By analysing the mutual impact of place and subject in their respective construction and transformation, the project will bring new insight, from the thus far understudied Spanish case, into the ongoing debates regarding the construction and transformation of early modern imperial spaces and identities. the project will also engage with the historiography on imperial careering – with its strong influence from the study of life trajectories and the new biography (Clifford 1978; Rhiel and Suchoff 1996; Lee 2005; Fowler 2018). This approach, well developed in the case of the modern (less so for the early modern) British Empire (Mackillop & Murdoch 2003; Lambert & Lester 2006), has had limited presence in the study of the Spanish world (Peralta Ruíz 2006). While embracing and recognising the significance of prosopographical analysis, the project goes beyond this, making a case for studying lives which spanned the Spanish Atlantic as both geographical trajectories and career paths (Daniels & Nash 2004) This project seeks to further our understanding of the transformations experienced across the Spanish world during this period, which compared to the age of sweeping reforms and colonial upheaval of the 1760s onwards, remains significantly understudied. Building on some of the PI’s previous work (Eissa-Barroso 2015; 2016a), the project approaches early-Bourbon reformism as a phenomenon affecting the whole of the Spanish world.

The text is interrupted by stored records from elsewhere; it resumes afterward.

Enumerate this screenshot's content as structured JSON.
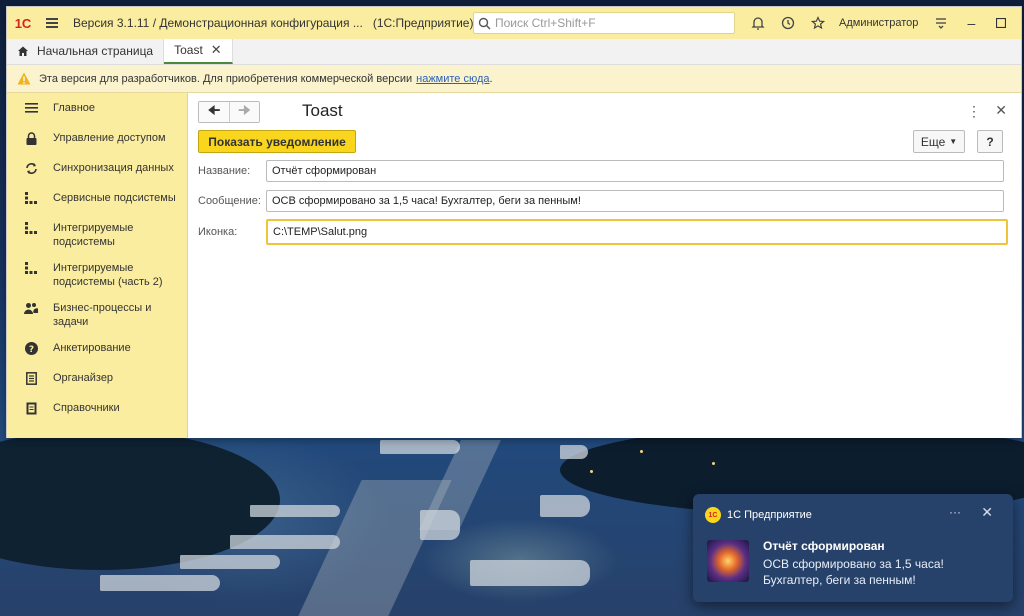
{
  "window": {
    "logo": "1С",
    "title": "Версия 3.1.11 / Демонстрационная конфигурация ...",
    "app_name": "(1С:Предприятие)",
    "search_placeholder": "Поиск Ctrl+Shift+F",
    "user": "Администратор"
  },
  "tabs": [
    {
      "label": "Начальная страница",
      "icon": "home-icon"
    },
    {
      "label": "Toast",
      "closable": true,
      "active": true
    }
  ],
  "notice": {
    "text": "Эта версия для разработчиков. Для приобретения коммерческой версии",
    "link": "нажмите сюда",
    "suffix": "."
  },
  "sidebar": {
    "items": [
      {
        "label": "Главное",
        "icon": "list-icon"
      },
      {
        "label": "Управление доступом",
        "icon": "lock-icon"
      },
      {
        "label": "Синхронизация данных",
        "icon": "sync-icon"
      },
      {
        "label": "Сервисные подсистемы",
        "icon": "grid-icon"
      },
      {
        "label": "Интегрируемые подсистемы",
        "icon": "grid-icon"
      },
      {
        "label": "Интегрируемые подсистемы (часть 2)",
        "icon": "grid-icon"
      },
      {
        "label": "Бизнес-процессы и задачи",
        "icon": "users-icon"
      },
      {
        "label": "Анкетирование",
        "icon": "question-icon"
      },
      {
        "label": "Органайзер",
        "icon": "notebook-icon"
      },
      {
        "label": "Справочники",
        "icon": "book-icon"
      }
    ]
  },
  "form": {
    "title": "Toast",
    "show_button": "Показать уведомление",
    "more_button": "Еще",
    "help_button": "?",
    "fields": [
      {
        "label": "Название:",
        "value": "Отчёт сформирован"
      },
      {
        "label": "Сообщение:",
        "value": "ОСВ сформировано за 1,5 часа! Бухгалтер, беги за пенным!"
      },
      {
        "label": "Иконка:",
        "value": "C:\\TEMP\\Salut.png",
        "focused": true
      }
    ]
  },
  "toast": {
    "app": "1С Предприятие",
    "title": "Отчёт сформирован",
    "message": "ОСВ сформировано за 1,5 часа! Бухгалтер, беги за пенным!"
  },
  "colors": {
    "accent_yellow": "#f9d61d",
    "sidebar_bg": "#fbeda0",
    "toast_bg": "#27426a",
    "logo_red": "#d8231c"
  }
}
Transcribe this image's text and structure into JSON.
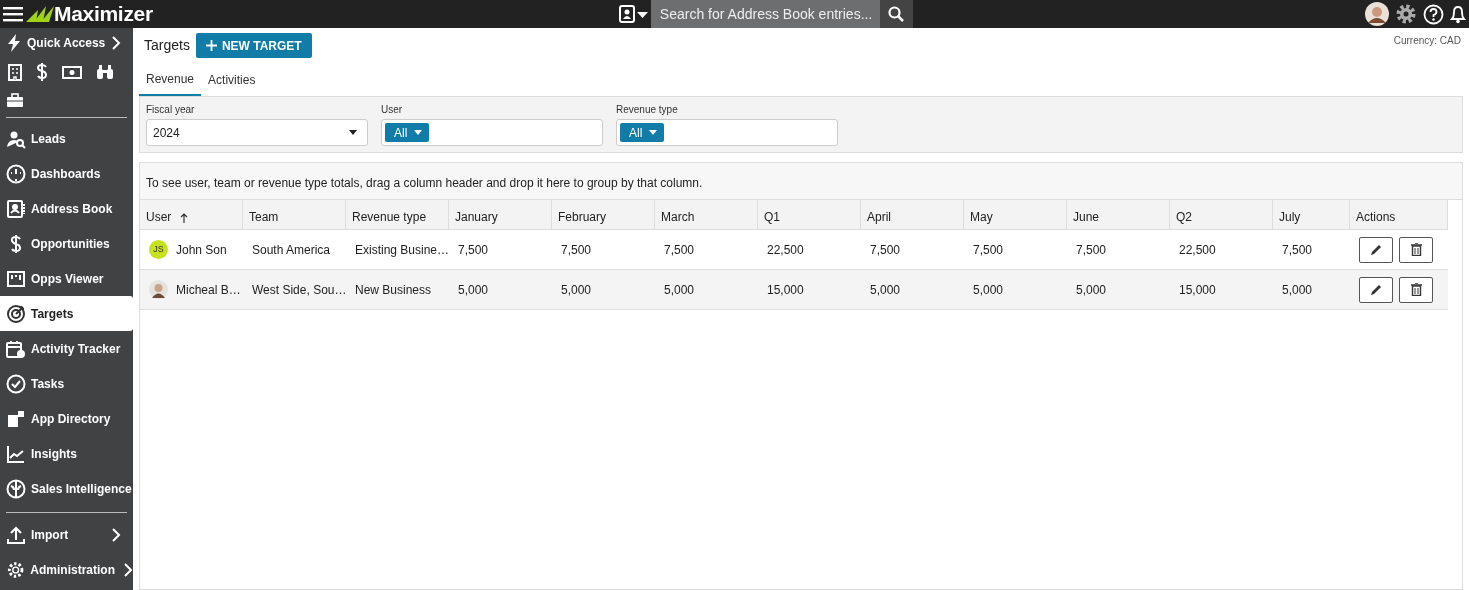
{
  "app": {
    "name": "Maximizer",
    "search": {
      "placeholder": "Search for Address Book entries..."
    }
  },
  "sidebar": {
    "quick_access": {
      "label": "Quick Access"
    },
    "items": [
      {
        "label": "Leads",
        "selected": false
      },
      {
        "label": "Dashboards",
        "selected": false
      },
      {
        "label": "Address Book",
        "selected": false
      },
      {
        "label": "Opportunities",
        "selected": false
      },
      {
        "label": "Opps Viewer",
        "selected": false
      },
      {
        "label": "Targets",
        "selected": true
      },
      {
        "label": "Activity Tracker",
        "selected": false
      },
      {
        "label": "Tasks",
        "selected": false
      },
      {
        "label": "App Directory",
        "selected": false
      },
      {
        "label": "Insights",
        "selected": false
      },
      {
        "label": "Sales Intelligence",
        "selected": false
      }
    ],
    "footer_items": [
      {
        "label": "Import"
      },
      {
        "label": "Administration"
      }
    ]
  },
  "page": {
    "title": "Targets",
    "new_button": "NEW TARGET",
    "currency": "Currency: CAD",
    "tabs": [
      {
        "label": "Revenue",
        "selected": true
      },
      {
        "label": "Activities",
        "selected": false
      }
    ],
    "filters": [
      {
        "kind": "select",
        "label": "Fiscal year",
        "value": "2024"
      },
      {
        "kind": "chip",
        "label": "User",
        "value": "All"
      },
      {
        "kind": "chip",
        "label": "Revenue type",
        "value": "All"
      }
    ],
    "group_hint": "To see user, team or revenue type totals, drag a column header and drop it here to group by that column.",
    "table": {
      "columns": [
        {
          "label": "User",
          "sorted": true
        },
        {
          "label": "Team"
        },
        {
          "label": "Revenue type"
        },
        {
          "label": "January"
        },
        {
          "label": "February"
        },
        {
          "label": "March"
        },
        {
          "label": "Q1"
        },
        {
          "label": "April"
        },
        {
          "label": "May"
        },
        {
          "label": "June"
        },
        {
          "label": "Q2"
        },
        {
          "label": "July"
        },
        {
          "label": "Actions"
        }
      ],
      "rows": [
        {
          "avatar": {
            "kind": "initials",
            "initials": "JS",
            "color": "#c8e11e"
          },
          "cells": [
            "John Son",
            "South America",
            "Existing Busine…",
            "7,500",
            "7,500",
            "7,500",
            "22,500",
            "7,500",
            "7,500",
            "7,500",
            "22,500",
            "7,500"
          ]
        },
        {
          "avatar": {
            "kind": "photo"
          },
          "cells": [
            "Micheal B…",
            "West Side, Sou…",
            "New Business",
            "5,000",
            "5,000",
            "5,000",
            "15,000",
            "5,000",
            "5,000",
            "5,000",
            "15,000",
            "5,000"
          ]
        }
      ]
    }
  }
}
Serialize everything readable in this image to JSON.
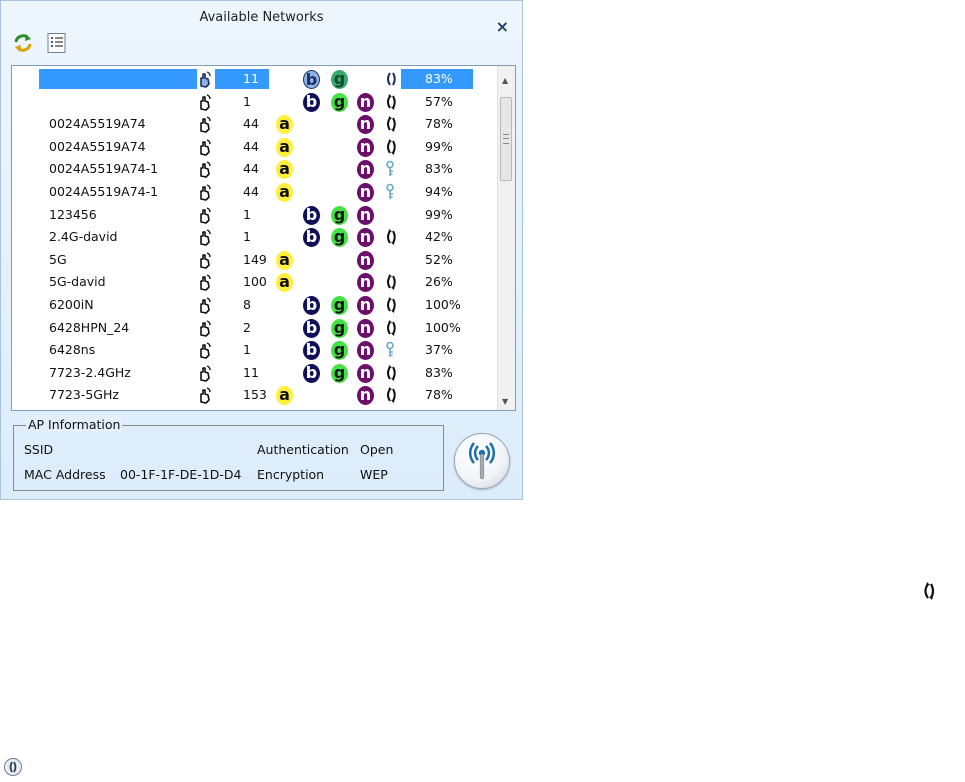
{
  "window": {
    "title": "Available Networks",
    "close_symbol": "×"
  },
  "toolbar": {
    "refresh_icon": "refresh-icon",
    "list_icon": "list-view-icon"
  },
  "columns_badges": {
    "a": "a",
    "b": "b",
    "g": "g",
    "n": "n"
  },
  "networks": [
    {
      "ssid": "",
      "channel": "11",
      "a": false,
      "b": true,
      "g": true,
      "n": false,
      "enc": "wps",
      "signal": "83%",
      "selected": true
    },
    {
      "ssid": "",
      "channel": "1",
      "a": false,
      "b": true,
      "g": true,
      "n": true,
      "enc": "wps",
      "signal": "57%"
    },
    {
      "ssid": "0024A5519A74",
      "channel": "44",
      "a": true,
      "b": false,
      "g": false,
      "n": true,
      "enc": "wps",
      "signal": "78%"
    },
    {
      "ssid": "0024A5519A74",
      "channel": "44",
      "a": true,
      "b": false,
      "g": false,
      "n": true,
      "enc": "wps",
      "signal": "99%"
    },
    {
      "ssid": "0024A5519A74-1",
      "channel": "44",
      "a": true,
      "b": false,
      "g": false,
      "n": true,
      "enc": "key",
      "signal": "83%"
    },
    {
      "ssid": "0024A5519A74-1",
      "channel": "44",
      "a": true,
      "b": false,
      "g": false,
      "n": true,
      "enc": "key",
      "signal": "94%"
    },
    {
      "ssid": "123456",
      "channel": "1",
      "a": false,
      "b": true,
      "g": true,
      "n": true,
      "enc": "none",
      "signal": "99%"
    },
    {
      "ssid": "2.4G-david",
      "channel": "1",
      "a": false,
      "b": true,
      "g": true,
      "n": true,
      "enc": "wps",
      "signal": "42%"
    },
    {
      "ssid": "5G",
      "channel": "149",
      "a": true,
      "b": false,
      "g": false,
      "n": true,
      "enc": "none",
      "signal": "52%"
    },
    {
      "ssid": "5G-david",
      "channel": "100",
      "a": true,
      "b": false,
      "g": false,
      "n": true,
      "enc": "wps",
      "signal": "26%"
    },
    {
      "ssid": "6200iN",
      "channel": "8",
      "a": false,
      "b": true,
      "g": true,
      "n": true,
      "enc": "wps",
      "signal": "100%"
    },
    {
      "ssid": "6428HPN_24",
      "channel": "2",
      "a": false,
      "b": true,
      "g": true,
      "n": true,
      "enc": "wps",
      "signal": "100%"
    },
    {
      "ssid": "6428ns",
      "channel": "1",
      "a": false,
      "b": true,
      "g": true,
      "n": true,
      "enc": "key",
      "signal": "37%"
    },
    {
      "ssid": "7723-2.4GHz",
      "channel": "11",
      "a": false,
      "b": true,
      "g": true,
      "n": true,
      "enc": "wps",
      "signal": "83%"
    },
    {
      "ssid": "7723-5GHz",
      "channel": "153",
      "a": true,
      "b": false,
      "g": false,
      "n": true,
      "enc": "wps",
      "signal": "78%"
    }
  ],
  "ap_info": {
    "legend": "AP Information",
    "ssid_label": "SSID",
    "ssid_value": "",
    "mac_label": "MAC Address",
    "mac_value": "00-1F-1F-DE-1D-D4",
    "auth_label": "Authentication",
    "auth_value": "Open",
    "enc_label": "Encryption",
    "enc_value": "WEP"
  },
  "connect_button_icon": "antenna-icon",
  "colors": {
    "selection": "#3399ff",
    "badge_a": "#ffef3a",
    "badge_b": "#10105a",
    "badge_g": "#45e245",
    "badge_n": "#6a0f6a",
    "key_icon": "#6aa9c8"
  }
}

By studying the careers and the familial and the patron-client networks built by three itinerant officials: Alberto Bertodano (b.1660 – d.1736), Antonio de Benavides (b. 1678 – 1762) and Antonio José Álvarez de Abreu (b. 1688 – d. 1759). The project will enhance our understanding of how different parts of the Spanish world contributed to the formation and transformation of institutions and personnel associated with imperial reform. As such, we aim to problematize our understanding of the relationship between sites traditionally described as centres and peripheries. The project will do this by addressing five key questions:

  1. How did itinerant royal officials’ conceptualise the various sites of empire? How did these ideas contribute to the broader construction of a place in the official imagination?
  2. How did career stage and posting influence the ways in which royal officials perceived of
    themselves and their professional and economic aspirations?
  3. To what extent did the views, comments and actions of these royal officials (i) reflect changes in their way of understanding or thinking about the Spanish Empire as a whole, and (ii) correlate with the principles underpinning early-Bourbon reformism?
  4. How did the personal and professional networks contribute to the development of new social groups and institutions strongly associated with Bourbon rule, and through this, to binding together the Spanish Empire?
  5. How did the lives and careers of these itinerant royal officials reflect the creation of imperial reality on an every-day, local level? What, in turn, does this tell us about the complex, hierarchical structures of composite early modern empires?

Trajectories of Reforms challenges our tendency to study ‘composite monarchies’ as sets of bilateral relations between a dominant centre and multiple peripheries, highlighting both the dialogic nature of these relations and the importance of periphery-periphery connections and interactions at the eighteenth-century Spanish World. The project seeks to encourage not only academic audiences to think about Early Bourbon reforms, but it also target non-academic audiences, primarily in the Hispanic world but also in the UK, to change their assumptions about Latin America’s early modern history.


Project team